These studies come with a caveat: although they have been conducted on GI tracts in animals as varied as chickens, cows and pigs, there are as yet no similar studies in horses. However, these studies are consistent with reports of the utility of glutamine in right dorsal colitis (Rötting, A. et al. 2004) demonstrating a clear connection between glutamine and equine GI dysbiosis.
Mannan oligosaccharide (MOS) may be useful as a bacterial “sponge”, before, during and after an E. coli infection (Flickinger, E. et al. 2003). This complex sugar resembles the mannose sugars that coat enterocytes, which are the main targets of E. coli, which binds to them with fimbrial lectins, bacterial projections which act as mannose receptors (Sharon, N. et al. 2015). E. coli fimbria preferentially latch onto MOS instead of the mannose-coated enterocytes, and the unattached pathogen can then be shed in the feces. MOS can protect equines from most pathogens as effectively as antibiotics (Spring, P. et al. 2015).
MOS may also be useful as an emergency treatment for diarrhea in horses at a rate of 100-200 mg/kg, q8-24h (Orsini, J. et al. 2013).
Antibiotics save lives, but overuse or misuse can lead to resistant bacteria. MOS has not been shown to lead to bacterial resistance, which provides a good rationale for using MOS as a substitute for antibiotics wherever possible.
MOS has no known precautions or side effects (Orsini, J. et al. 2013).
Feary, D. et al. (2003) “Enteritis and Colitis in Horses.” Veterinary Clinics of North America: Equine Practice 22, no. 2 (August 2006): 437–79. doi:10.1016/j.cveq.2006.03.008.
Flickinger, E. et al. (2003) “Nutritional Responses to the Presence of Inulin and Oligofructose in the Diets of Domesticated Animals: A Review.” Critical Reviews in Food Science and Nutrition 43, no. 1 (January 1, 2003): 19–60. doi:10.1080/10408690390826446.
Kaya, E. et al. (2007) “The Effect of L-Glutamine on Mucosal Healing in Experimental Colitis Is Superior to Short-Chain Fatty Acids.” The Turkish Journal of Gastroenterology: The Official Journal of Turkish Society of Gastroenterology 18, no. 2 (June 2007): 89–94.

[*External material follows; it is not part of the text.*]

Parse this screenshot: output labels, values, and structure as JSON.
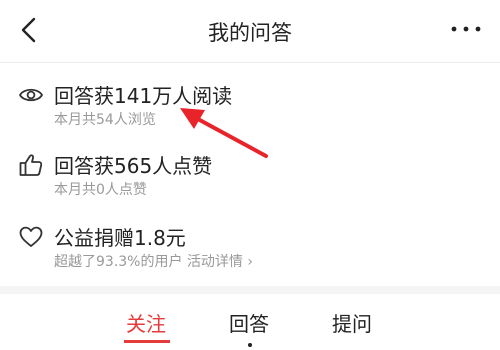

Knottenbelt, D. et al. (2004) Equine Neonatology, Medicine and Surgery. Elsevier Health Sciences pp. 232.
Maddox, T.W. et al. (2015) Antimicrobial resistance in bacteria from horses: Epidemiology of antimicrobial resistance. Equine Veterinary Journal 47:756-765.
Newsholme, P. (2001) “Why Is L-Glutamine Metabolism Important to Cells of the Immune System in Health, Postinjury, Surgery or Infection?” The Journal of Nutrition 131, no. 9 (September 1, 2001): 2515S–2522S.
Orsini, J. et al. (2013) Equine Emergencies: Treatment and Procedures. Elsevier Health Sciences, 2013.
Rao, R. et al. (2011) “Role of Glutamine in Protection of Intestinal Epithelial Tight Junctions.” Journal of Epithelial Biology & Pharmacology 5, no. Suppl 1-M7 (January 2012): 47–54. doi:10.2174/1875044301205010047.
Rötting, A. et al. (2004) “Effects of Phenylbutazone, Indomethacin, Prostaglandin E2, Butyrate, and Glutamine on Restitution of Oxidant-Injured Right Dorsal Colon of Horses in Vitro.” American Journal of Veterinary Research 65, no. 11 (November 1, 2004): 1589–95. doi:10.2460/ajvr.2004.65.1589.
Sharon, N. et al. (2015) “Bacterial Adherence to Cell Surface Sugars.” Ciba Foundation Symposium 80 (1981): 119–41.
Spearman, K. (2016) MOS supplements in for pregnant mares have been shown to significantly increase IgG, IgM and IgA levels in colostrum. Foals from mares fed MOS have a reduced incidence of diarrhea.
Spring, P. et al. (2015) “A Review of 733 Published Trials on Bio-Mos®, a Mannan Oligosaccharide, and Actigen®, a Second Generation Mannose Rich Fraction, on Farm and Companion Animals.” Journal of Applied Animal Nutrition 3 (2015): e8 (11 pages). doi:10.1017/jan.2015.6.
Van Duijkeren, E. et al. (2000) Characterization of Escherichia coli isolated from adult horses with and without enteritis. Veterinary Quarterly 22:162-166.